The House legislation, approved Wednesday on a bipartisan vote, is the first step toward averting a possible fiscal showdown this month. If another budget crisis can be avoided, it could clear the way for lawmakers and President Barack Obama to restart talks on a longer-term deficit reduction plan.
That was Obama's focus during a rare dinner with a dozen Republican senators Wednesday night at a hotel near the White House and seemed certain to be Topic A Thursday when Rep. Paul Ryan, chairman of the House Budget Committee and last year's GOP vice presidential nominee, joins the president for lunch at the White House.

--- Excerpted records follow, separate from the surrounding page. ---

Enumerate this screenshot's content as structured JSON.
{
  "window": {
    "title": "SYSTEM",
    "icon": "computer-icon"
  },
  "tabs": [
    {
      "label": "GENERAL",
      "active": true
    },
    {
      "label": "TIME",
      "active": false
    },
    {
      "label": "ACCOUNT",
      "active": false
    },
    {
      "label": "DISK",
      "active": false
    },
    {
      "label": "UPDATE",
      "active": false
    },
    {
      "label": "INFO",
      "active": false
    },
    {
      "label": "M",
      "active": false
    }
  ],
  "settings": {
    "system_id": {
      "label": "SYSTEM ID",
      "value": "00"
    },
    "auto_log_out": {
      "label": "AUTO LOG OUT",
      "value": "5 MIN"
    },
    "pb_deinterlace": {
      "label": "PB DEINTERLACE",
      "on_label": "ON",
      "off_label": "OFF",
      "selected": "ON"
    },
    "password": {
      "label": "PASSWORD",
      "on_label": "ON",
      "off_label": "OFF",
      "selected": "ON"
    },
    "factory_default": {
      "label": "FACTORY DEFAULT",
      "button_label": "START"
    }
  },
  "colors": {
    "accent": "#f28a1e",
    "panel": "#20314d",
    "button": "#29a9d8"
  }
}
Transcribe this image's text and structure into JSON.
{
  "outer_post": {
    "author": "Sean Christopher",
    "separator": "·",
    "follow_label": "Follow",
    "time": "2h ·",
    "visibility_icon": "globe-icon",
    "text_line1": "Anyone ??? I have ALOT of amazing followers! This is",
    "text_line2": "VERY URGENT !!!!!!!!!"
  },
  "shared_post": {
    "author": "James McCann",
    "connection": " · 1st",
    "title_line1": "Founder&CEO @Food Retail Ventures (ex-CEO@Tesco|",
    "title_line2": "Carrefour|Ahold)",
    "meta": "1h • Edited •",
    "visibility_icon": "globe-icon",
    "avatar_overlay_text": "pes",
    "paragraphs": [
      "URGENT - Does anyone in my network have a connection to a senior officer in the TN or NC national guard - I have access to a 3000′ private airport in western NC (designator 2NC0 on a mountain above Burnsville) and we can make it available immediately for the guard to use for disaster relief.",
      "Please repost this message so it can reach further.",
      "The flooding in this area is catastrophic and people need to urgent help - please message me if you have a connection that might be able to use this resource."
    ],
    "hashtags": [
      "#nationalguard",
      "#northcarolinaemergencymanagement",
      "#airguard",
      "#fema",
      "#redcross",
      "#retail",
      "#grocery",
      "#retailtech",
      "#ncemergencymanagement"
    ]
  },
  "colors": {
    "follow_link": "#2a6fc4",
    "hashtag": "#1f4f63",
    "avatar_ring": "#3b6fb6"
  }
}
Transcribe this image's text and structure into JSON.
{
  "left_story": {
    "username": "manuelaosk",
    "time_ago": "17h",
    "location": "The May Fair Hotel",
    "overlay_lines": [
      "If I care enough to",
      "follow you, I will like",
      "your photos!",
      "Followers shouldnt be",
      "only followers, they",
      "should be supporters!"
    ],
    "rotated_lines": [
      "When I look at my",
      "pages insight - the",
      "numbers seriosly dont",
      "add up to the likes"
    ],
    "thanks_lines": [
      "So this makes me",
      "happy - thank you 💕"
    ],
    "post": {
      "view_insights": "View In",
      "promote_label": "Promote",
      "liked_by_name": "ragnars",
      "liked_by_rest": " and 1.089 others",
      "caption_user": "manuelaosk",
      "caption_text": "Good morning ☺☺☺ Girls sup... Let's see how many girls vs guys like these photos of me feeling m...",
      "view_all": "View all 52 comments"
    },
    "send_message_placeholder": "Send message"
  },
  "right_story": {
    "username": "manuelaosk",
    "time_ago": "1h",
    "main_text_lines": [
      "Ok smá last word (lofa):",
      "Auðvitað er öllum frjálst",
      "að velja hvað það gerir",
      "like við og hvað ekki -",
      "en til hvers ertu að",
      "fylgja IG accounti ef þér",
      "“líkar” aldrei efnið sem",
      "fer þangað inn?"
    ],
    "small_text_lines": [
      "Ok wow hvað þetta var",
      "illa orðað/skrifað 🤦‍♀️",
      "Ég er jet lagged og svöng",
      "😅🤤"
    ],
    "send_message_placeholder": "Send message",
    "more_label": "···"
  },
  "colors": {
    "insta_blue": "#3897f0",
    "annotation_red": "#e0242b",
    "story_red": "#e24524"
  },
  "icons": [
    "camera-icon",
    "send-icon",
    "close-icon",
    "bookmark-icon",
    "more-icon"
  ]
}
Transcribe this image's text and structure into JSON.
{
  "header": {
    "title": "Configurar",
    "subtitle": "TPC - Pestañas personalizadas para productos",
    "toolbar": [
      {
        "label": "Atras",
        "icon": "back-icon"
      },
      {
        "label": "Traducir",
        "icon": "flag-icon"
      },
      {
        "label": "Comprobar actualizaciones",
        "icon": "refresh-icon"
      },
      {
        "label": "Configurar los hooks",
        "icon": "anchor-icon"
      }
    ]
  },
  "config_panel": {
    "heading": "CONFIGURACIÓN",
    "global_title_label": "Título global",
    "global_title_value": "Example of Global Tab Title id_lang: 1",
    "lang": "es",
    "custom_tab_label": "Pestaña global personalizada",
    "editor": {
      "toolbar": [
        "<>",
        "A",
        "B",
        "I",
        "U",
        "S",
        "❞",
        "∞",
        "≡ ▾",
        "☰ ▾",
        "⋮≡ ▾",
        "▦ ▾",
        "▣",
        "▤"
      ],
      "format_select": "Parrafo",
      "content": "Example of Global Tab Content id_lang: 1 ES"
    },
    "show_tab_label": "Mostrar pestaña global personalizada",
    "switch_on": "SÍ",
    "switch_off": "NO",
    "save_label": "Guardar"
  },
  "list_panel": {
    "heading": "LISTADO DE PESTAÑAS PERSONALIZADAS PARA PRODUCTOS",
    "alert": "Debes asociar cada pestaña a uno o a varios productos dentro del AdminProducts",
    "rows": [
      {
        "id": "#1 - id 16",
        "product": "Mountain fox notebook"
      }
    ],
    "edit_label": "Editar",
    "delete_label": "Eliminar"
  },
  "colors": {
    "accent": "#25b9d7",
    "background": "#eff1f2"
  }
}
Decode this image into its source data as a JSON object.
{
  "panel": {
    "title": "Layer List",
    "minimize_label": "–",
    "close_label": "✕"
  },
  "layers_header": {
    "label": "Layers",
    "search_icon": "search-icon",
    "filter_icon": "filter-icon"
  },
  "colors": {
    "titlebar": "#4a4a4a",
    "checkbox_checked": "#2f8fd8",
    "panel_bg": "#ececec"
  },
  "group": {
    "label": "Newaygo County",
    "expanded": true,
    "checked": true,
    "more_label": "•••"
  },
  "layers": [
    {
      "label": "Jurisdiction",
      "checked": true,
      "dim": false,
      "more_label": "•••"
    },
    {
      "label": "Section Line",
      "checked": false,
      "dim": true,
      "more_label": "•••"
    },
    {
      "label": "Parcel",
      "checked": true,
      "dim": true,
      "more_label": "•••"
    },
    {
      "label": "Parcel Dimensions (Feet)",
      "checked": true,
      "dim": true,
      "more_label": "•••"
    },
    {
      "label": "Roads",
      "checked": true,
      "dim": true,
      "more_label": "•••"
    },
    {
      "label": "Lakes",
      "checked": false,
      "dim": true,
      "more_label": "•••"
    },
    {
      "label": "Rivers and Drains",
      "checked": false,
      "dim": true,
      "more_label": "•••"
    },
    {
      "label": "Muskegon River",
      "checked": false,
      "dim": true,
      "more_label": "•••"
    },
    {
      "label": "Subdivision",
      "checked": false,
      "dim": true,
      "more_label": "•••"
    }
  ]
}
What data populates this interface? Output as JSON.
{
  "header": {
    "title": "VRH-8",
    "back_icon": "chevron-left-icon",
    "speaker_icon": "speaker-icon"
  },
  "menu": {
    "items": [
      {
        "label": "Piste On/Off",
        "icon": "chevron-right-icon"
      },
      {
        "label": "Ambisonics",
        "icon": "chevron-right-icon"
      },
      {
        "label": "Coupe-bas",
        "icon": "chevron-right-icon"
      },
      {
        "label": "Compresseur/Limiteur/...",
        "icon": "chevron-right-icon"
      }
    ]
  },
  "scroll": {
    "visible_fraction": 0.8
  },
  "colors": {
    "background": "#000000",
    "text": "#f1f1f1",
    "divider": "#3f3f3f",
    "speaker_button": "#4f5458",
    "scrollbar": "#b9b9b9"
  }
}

While no real breakthroughs appeared to emerge from Wednesday night's two-hour meal, the mere fact that it happened was significant given the lack of direct engagement between Obama and rank-and-file Republicans over the past two years.
White House and congressional aides said the president and lawmakers had a good exchange of ideas centered on how they could work together to tackle the nation's fiscal problems.
Emerging from the dinner, Sen. John McCain jokingly said the meeting was "terrible," then added that the meal went "just fine" and flashed a thumbs-up.
"It was very constructive," Sen. Bob Corker said Thursday morning. "I think the meeting last night was probably what he (Obama) would consider a very productive and hopeful meeting."
Asked in an appearance on "CBS This Morning" if he thought Obama was trying to do an end-around involving the House and Senate Republican leadership, Corker, R-Tenn., replied, "I don't think the president ever alluded to the fact that he couldn't have those kinds of conversations with the leadership." He called it a "very sincere conversation."